I was devastated. There is not enough strength in any mother’s reserve to stop her from being crushed as she watches her mentally ill child being taken to jail. I cannot even describe that pain.
My son was locked up, mostly in isolation, for two years. And because he did not have a diagnosis, he received no medication.
Paul came out of jail as a completely different person. It would be another two years before he was finally diagnosed with schizophrenia and received medication. For the next decade, while Paul lived in horrible, unsafe places, I kept trying to find ways to get him food, clothing, and other basic needs. But no matter what I did, my dear son was slowly withering away before my eyes.
When I was nearly at the end of my rope, desperate and in despair – not knowing what more I could do to save Paul – I saw an ad for a free, two-day course offered by BCSS.
That course and other BCSS education and resources taught me how to navigate and rebuild my own life. I was then better able to help and support Paul and my other children. And I learned how to share that essential information with other families.
Paul is in his late forties. He lives in his own apartment and has a part-time job. Paul understands what he needs to do to stay on an even keel. He loves designing clothes – Paul is an expert at making hats out of anything. He watches sports and knows every move made by every team in any sport.
He visits us regularly and particularly likes holidays and big family events. Paul enjoys his nieces and nephews and they love their Uncle Paul. When Paul laughs and jokes, I see my funny little boy and it makes me happy.
Sometimes I cry when I look at him because I am sad at his destroyed life, while other times I cry because I am happy and proud to have him with us, knowing he has gone to hell and back.

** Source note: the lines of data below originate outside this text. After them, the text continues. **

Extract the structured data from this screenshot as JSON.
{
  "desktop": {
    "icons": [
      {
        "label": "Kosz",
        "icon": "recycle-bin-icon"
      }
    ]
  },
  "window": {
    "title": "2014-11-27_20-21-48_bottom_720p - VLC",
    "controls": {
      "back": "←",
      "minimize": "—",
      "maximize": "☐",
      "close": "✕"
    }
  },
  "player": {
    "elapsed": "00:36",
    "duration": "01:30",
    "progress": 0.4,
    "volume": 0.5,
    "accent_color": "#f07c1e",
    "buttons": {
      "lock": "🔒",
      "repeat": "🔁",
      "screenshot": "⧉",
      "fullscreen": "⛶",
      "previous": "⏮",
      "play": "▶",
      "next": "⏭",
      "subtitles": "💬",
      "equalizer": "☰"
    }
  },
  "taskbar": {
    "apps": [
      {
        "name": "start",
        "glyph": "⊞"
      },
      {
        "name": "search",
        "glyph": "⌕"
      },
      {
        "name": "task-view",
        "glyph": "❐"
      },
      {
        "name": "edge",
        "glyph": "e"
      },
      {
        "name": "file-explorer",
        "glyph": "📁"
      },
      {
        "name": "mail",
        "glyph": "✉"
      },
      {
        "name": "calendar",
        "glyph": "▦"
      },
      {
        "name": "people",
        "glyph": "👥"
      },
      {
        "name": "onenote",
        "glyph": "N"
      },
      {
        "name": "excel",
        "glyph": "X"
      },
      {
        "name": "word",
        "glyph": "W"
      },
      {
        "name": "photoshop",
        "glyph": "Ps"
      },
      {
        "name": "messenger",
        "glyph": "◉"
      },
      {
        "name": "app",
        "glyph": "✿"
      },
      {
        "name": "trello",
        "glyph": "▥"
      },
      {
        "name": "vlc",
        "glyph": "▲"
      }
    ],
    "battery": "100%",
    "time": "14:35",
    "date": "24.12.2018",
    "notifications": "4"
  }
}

Now that I work at BCSS, I see firsthand how families, just like mine, are able to change their lives for the better with the support and education they find through our programs and services.
Recently, my 12-year-old granddaughter took part in one of our courses, Kids in Control. It helped her make sense of her uncle, and anyone else that has a severe mental illness, in a way that did not leave her feeling afraid, that it’s her fault, or that she needs to fix it.
(Catherine tells us more about Kids in Control and how it helped her granddaughter.)
I hope you understand how much education is needed and that it can change the outcome of a family immensely as it did mine. And the programs and services that offer this life-saving information simply cannot exist without the support of generous donors, like you. But there are still far too many families who are in crisis, desperate for our help.
And then there is research. Research helped bring a miracle into our lives. A key to Paul’s continued wellbeing is long-acting injectable medication and his willingness to go every two weeks for his injection of antipsychotic medication. We no longer fight about pills! I am so very grateful for this, as is Paul. He remembers the wild mood swings, the hospitalisations, the restraints, and the long recoveries. And now all that trauma is gone because of a treatment that came from research.
Your generosity can make all the difference for a family like ours. Please consider giving what you can, knowing that your donation truly changes and even saves lives.
P.P.S. Listen to how Catherine learned how to embrace the word “schizophrenia.”